#### TASK BRIEF:
In how many lines of the listing does the string "about" appear? Give only the number.
-- SUPPLIED DATA follows --
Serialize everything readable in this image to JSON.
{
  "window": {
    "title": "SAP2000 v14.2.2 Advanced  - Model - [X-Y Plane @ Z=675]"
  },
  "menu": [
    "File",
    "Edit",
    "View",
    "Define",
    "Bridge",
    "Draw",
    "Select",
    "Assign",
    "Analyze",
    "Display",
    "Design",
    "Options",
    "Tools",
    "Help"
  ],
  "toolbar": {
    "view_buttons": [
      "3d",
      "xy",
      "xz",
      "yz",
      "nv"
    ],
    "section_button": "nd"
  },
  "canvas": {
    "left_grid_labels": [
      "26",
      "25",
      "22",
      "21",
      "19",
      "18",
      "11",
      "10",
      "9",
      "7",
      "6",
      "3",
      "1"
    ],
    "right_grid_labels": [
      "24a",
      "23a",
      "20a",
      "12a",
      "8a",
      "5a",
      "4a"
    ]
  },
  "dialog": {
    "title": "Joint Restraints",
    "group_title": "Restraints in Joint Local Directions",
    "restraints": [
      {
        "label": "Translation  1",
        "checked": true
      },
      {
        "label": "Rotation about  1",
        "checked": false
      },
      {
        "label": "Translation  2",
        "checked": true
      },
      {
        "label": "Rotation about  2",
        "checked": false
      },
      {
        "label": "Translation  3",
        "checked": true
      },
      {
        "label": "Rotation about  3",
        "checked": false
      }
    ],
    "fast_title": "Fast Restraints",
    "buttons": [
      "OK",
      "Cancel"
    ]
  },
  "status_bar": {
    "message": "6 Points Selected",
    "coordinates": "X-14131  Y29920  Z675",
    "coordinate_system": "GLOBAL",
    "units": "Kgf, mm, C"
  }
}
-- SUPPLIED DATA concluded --
#### WRITTEN REPLY:
3